One by One is set within a mundane English town where a cafe worker is on the verge of a breakup with her pushy boyfriend, yet her friends are what are making her life cheery and uplifting. However, after an unfortunate event, her normal every day-to-day existence gets turned upside down when she’s offered the startling revelation that this world is not what it appears to be. Here, she and her friends realise that the world as they know it may be on the brink of destruction, revolution, or possibly both.
This is Diane Jessie Miller’s feature film debut as both writer and director, and Miller has stated that this film has been a very personal project for her, and that is evident. Even though she started out in theatre, this looks like the work of an experienced filmmaker. Through her script, Miller makes us engage and bond with the characters, their interactions on screen and the situation they find themselves in. This is also strongly helped by a solid cast, and most of them apparently just starting out. The main character in Dion is basically the audience surrogate, and it’s thanks to Heather Wilson that we identify, understand and engage with Dion, and when she uncovers the major revelation after the halfway point, we completely understand her confusion.
Duncan Wigman has screen charisma about him, and Katrina Nare gives a very charming and likeable portrayal of a character who’s positively upbeat despite the bad stuff happening around her. Rik Mayall himself is someone who always had great screen gravitas, whether it’s in comedy, drama, film or TV, and here he’s a magnetic screen presence; whenever he’s on screen you really can’t take your eyes off him. It’s still sad that Mayall is no longer with us, but this reminds us why he was a true bona fide screen icon.
The film touches upon very real themes like friendship, loss, love and working within a troubled climate, yet Miller handles them in a very honest and believable manner that doesn’t feel clichéd or contrived. But, shortly after the unfortunate incident, the revelations are revealed and that’s when the film touches upon weightier concepts like human annihilation, manipulating governments and conspiracies surrounding major events. In a way, it’s like the film’s offering new possibilities as to how we perceive the environments surrounding us and the interactions and relationships of the people within it. It’s almost as if Miller is trying to get across the controversial message that we should question everything, which is understandable and Miller does do her best to make that message exhilarating within the drama. However, when this was going on it occasionally felt like being lectured heavily, and the final turn-to-camera moment was far too on the nose and made the lecturing more evident.

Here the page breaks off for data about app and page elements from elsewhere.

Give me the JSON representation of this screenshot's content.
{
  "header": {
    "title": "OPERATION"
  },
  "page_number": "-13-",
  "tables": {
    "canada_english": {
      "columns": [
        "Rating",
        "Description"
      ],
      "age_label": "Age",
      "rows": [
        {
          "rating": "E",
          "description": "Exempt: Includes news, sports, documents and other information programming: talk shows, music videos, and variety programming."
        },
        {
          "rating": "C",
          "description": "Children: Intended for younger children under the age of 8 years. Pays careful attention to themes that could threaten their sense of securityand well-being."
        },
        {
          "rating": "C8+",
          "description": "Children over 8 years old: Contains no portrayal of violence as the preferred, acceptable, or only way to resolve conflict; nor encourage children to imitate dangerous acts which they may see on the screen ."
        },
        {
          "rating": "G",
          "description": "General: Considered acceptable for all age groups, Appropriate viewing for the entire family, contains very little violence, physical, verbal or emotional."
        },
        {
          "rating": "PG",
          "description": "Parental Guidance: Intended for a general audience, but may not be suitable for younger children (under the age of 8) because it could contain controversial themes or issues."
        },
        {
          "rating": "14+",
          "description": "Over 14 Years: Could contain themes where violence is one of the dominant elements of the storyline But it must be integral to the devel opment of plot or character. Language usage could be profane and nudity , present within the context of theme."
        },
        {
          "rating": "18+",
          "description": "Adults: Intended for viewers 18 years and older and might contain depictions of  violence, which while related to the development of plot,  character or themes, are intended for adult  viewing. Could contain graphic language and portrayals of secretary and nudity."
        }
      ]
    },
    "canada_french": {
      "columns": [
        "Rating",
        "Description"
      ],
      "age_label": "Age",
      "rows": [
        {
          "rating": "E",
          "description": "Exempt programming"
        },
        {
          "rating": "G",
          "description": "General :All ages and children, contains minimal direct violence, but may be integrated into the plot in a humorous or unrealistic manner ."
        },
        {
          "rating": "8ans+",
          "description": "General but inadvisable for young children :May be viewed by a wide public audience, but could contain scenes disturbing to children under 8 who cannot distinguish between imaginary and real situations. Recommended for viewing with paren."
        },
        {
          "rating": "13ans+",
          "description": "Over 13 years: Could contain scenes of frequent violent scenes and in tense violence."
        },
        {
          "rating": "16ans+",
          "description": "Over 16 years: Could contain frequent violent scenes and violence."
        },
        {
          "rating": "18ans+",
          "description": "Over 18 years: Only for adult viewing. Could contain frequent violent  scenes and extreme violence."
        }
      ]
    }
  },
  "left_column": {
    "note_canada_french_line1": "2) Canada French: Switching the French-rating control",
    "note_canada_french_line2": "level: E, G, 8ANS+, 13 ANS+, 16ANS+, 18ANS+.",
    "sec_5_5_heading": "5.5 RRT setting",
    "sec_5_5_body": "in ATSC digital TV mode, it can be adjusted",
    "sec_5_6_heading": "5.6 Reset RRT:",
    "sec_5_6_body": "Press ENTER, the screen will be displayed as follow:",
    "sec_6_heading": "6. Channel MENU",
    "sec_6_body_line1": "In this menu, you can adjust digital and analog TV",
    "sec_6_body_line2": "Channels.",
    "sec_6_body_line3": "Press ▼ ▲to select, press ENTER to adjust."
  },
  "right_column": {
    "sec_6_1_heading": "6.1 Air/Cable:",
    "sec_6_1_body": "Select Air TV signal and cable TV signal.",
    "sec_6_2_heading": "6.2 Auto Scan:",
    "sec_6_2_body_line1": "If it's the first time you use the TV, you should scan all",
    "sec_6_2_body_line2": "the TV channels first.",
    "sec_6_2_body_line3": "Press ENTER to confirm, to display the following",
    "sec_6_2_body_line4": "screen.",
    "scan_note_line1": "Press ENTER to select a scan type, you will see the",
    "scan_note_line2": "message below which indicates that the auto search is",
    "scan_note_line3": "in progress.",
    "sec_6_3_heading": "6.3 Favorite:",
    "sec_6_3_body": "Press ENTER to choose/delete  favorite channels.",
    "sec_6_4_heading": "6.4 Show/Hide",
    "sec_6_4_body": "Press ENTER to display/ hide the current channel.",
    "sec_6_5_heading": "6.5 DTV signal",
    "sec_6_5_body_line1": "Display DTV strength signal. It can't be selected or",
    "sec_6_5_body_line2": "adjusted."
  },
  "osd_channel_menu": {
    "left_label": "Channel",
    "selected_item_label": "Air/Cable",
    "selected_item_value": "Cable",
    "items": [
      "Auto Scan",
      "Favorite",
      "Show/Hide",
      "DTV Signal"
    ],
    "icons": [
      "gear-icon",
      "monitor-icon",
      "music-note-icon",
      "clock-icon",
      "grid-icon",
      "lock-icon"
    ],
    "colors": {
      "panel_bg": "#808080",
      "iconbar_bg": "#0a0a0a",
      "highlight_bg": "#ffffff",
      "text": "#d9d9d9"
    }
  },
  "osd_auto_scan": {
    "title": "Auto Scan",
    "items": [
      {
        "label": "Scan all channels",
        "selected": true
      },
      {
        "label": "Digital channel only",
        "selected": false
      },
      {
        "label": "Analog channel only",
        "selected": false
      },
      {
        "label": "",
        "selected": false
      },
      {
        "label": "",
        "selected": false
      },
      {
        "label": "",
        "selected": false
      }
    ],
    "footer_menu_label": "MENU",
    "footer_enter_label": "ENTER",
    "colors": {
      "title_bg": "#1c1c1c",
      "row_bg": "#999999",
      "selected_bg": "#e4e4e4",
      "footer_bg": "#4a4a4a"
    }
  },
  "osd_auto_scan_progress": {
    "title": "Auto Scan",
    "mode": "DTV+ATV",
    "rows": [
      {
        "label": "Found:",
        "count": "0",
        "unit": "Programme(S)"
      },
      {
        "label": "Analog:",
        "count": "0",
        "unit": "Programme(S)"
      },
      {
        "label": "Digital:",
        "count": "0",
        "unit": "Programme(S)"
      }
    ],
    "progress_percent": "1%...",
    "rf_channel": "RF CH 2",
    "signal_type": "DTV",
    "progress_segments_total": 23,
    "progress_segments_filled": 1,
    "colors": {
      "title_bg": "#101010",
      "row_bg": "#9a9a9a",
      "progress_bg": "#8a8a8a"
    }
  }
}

Overall, One by One is an emotionally involving drama, with solid performances, powerful themes and a solid narrative from Diane Jessie Miller. The film’s central metaphor may be overripe and overwritten at times, but if you can get past that, you will find this compelling viewing. It took very long to complete and distribute with the film finally getting a limited showing very soon in selected cinemas, such as Nottingham and Romford, so if you can get to one of those showings then it’s certainly worth checking out.
ONE BY ONE / CERT: TBC / DIRECTOR & SCREENPLAY: DIANE JESSIE MILLER / HEATHER MILLER, SEAN MEYER, DUNCAN WIGMAN, STEVEN MACAULAY, KATRINA NARE, RIK MAYALL / RELEASE DATE: JUNE 19TH (SCREENING DETAILS HERE)
Expected Rating: 7 out of 10